In the three months that I’ve been back there temping, there have been other frustrations. My workload was suddenly and drastically increased due to the shocking incompetence of another employee. The decision to make me work more was understandable. They weren’t paying me to sit around and blog, afterall. One thing I clearly understand about the economy is that no one wants to pay me money to read what the fuck I think about anything, especially not a company trying to turn a profit in an industry that has nothing to do with crappy sports writing. However, the communication surrounding that episode was somewhat lacking in my view.
But the real kicker came on staff appreciation day. This one took the cake, and I can’t help but laugh at it. The company gave me a $25 gift card to show their appreciation. I was pretty stoked. I immediately spent it on half of a tank of gas. Most companies probably don’t do a staff appreciation day, and the ones that do probably don’t give any additional compensation to their employees.

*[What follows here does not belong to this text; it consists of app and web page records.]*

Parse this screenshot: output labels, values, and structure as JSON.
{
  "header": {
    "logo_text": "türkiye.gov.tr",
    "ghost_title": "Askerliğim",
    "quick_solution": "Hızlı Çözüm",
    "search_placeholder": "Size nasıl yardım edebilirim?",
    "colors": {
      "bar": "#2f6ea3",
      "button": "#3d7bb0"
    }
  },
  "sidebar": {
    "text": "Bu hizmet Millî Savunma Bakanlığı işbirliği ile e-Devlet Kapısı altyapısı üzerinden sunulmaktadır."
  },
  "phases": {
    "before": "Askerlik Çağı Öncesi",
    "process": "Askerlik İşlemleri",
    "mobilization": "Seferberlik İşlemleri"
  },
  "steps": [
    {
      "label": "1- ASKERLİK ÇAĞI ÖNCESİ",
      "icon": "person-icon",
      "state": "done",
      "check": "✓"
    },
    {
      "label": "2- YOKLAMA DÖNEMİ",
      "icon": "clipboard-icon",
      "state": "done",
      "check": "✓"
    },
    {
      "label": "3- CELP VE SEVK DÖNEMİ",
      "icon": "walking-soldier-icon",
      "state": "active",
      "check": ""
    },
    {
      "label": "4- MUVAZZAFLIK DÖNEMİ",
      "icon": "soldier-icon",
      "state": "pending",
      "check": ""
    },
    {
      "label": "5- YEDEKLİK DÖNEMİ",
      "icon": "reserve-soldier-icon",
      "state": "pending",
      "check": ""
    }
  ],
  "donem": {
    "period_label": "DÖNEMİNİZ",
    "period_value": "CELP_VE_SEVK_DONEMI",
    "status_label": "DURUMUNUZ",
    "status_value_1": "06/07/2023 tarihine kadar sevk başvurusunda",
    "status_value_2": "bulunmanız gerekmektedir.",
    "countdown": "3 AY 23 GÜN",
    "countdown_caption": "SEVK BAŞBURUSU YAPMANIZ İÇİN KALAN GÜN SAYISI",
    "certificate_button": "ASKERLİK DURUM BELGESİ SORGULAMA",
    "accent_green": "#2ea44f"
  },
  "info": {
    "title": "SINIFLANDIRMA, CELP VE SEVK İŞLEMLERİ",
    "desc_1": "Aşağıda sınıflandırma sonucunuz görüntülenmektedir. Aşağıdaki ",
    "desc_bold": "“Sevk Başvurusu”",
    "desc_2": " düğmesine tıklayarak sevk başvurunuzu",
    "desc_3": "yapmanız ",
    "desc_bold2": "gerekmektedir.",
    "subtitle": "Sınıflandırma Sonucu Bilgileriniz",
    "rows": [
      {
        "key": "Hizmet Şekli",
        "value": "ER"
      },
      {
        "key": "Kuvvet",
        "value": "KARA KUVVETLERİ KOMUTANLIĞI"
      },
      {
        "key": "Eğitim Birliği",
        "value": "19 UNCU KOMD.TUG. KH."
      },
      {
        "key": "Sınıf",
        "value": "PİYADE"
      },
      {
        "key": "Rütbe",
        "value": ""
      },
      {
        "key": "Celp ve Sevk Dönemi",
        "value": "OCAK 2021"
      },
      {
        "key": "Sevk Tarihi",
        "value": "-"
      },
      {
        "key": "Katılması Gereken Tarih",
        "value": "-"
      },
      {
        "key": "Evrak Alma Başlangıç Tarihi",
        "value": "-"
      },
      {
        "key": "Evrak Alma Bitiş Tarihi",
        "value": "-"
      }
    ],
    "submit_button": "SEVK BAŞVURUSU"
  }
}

I thought it was a nice gesture, even if they called me Mike instead of Mark. (There’s a meme at this place that I often hear when a decision is made that someone doesn’t necessarily agree with: “Well, his name is on the door.” This infuriates me because yes, I can see the fucking names on the door when I walk in and even if I couldn’t, I do in fact know the name of the company I work for.)
The next day at lunch with some of my co-workers, I mentioned to one of them that they should use that $25-gift card at lunch. He replied, “$25? They gave me $50.” Since he had been there only a week, and I had been there for four years including my prior service, I was a little bit taken back. I wasn’t too surprised when the rest of the staff told me they also got $50.
I mean, you have to laugh. You can’t go complain over 25 measly bucks that the company gave out of the goodness of their own hearts, even if it was a way to spite you. Complaining about that would be unbecoming. In some ways, you have to hand it to whoever I pissed off there. It’s a small company. The powers-that-be knew that I would find out about the slight since we all sneak off to lunch together everyday. And, knowing me so well, they knew it would irk the shit out of me. I think it’s funny, and I laugh about it and make snarky comments about it at least once a day. But clearly, they got me.
One of the company’s policies is, “Don’t suffer in silence.” I’ll be out of there again in a month. After writing this, I probably won’t ever work again. One day, I’ll probably be one of the 47 percenters arguing for a tax increase on the folks that stiffed me on the $25 so that I can leach off the government instead of my family.
I’m suffering from my incompetence and aversion to reality. A 25 dollar slight isn’t the problem. My reaction to that slight is the problem. My decision to write a passive-aggressive blog is the problem.
But I’m a writer, and a coward. I wouldn’t ever be able to go fight in a war or do anything else that required bravery. I wouldn’t be tough enough to turn the other cheek, either.
So, at some point, you have to find a measure of courage in some other way. For me, that’s writing something that could do me some harm, I suppose. At a certain point, you have to start to accept that we’re all going to die, and when we get to heaven or hell, none of our names are going to be on the door.